• **REQUIREMENT**:
Find the lines below that contain the string "name", count them, and give only the number.
──────
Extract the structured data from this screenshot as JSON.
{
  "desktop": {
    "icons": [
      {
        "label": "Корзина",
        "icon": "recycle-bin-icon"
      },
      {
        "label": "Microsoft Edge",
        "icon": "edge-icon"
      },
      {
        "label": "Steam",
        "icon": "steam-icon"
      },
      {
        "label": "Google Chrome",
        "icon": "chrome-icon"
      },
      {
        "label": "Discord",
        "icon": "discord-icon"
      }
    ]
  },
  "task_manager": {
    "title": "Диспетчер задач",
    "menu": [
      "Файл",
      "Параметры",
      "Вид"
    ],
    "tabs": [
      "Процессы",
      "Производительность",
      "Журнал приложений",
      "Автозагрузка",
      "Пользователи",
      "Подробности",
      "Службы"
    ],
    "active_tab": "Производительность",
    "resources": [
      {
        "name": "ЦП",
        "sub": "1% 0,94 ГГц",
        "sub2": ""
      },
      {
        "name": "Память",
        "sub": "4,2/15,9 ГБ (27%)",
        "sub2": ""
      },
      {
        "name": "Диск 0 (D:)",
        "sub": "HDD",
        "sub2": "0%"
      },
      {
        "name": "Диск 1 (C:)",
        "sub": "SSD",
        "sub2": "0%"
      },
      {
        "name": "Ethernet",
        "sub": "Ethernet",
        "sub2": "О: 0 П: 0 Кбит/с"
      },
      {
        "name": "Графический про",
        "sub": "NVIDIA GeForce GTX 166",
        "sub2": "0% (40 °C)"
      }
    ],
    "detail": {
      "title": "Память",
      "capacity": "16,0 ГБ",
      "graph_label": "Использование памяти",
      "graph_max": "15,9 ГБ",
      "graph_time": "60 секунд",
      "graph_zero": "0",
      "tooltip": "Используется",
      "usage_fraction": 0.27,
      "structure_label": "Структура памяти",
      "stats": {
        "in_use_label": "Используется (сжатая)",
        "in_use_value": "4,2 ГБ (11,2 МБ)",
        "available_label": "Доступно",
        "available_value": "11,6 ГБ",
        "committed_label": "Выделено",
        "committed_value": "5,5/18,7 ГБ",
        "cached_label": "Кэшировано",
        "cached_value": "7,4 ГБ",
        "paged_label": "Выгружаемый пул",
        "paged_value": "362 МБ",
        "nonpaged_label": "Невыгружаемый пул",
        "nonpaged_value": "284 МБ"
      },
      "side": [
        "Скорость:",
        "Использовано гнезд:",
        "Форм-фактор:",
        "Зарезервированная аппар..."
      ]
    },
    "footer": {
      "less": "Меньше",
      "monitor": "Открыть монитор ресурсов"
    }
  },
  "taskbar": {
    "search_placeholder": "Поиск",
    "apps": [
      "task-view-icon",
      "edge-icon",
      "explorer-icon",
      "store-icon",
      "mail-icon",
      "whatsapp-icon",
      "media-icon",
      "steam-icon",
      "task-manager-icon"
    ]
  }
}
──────
• **TASK ANSWER**:
6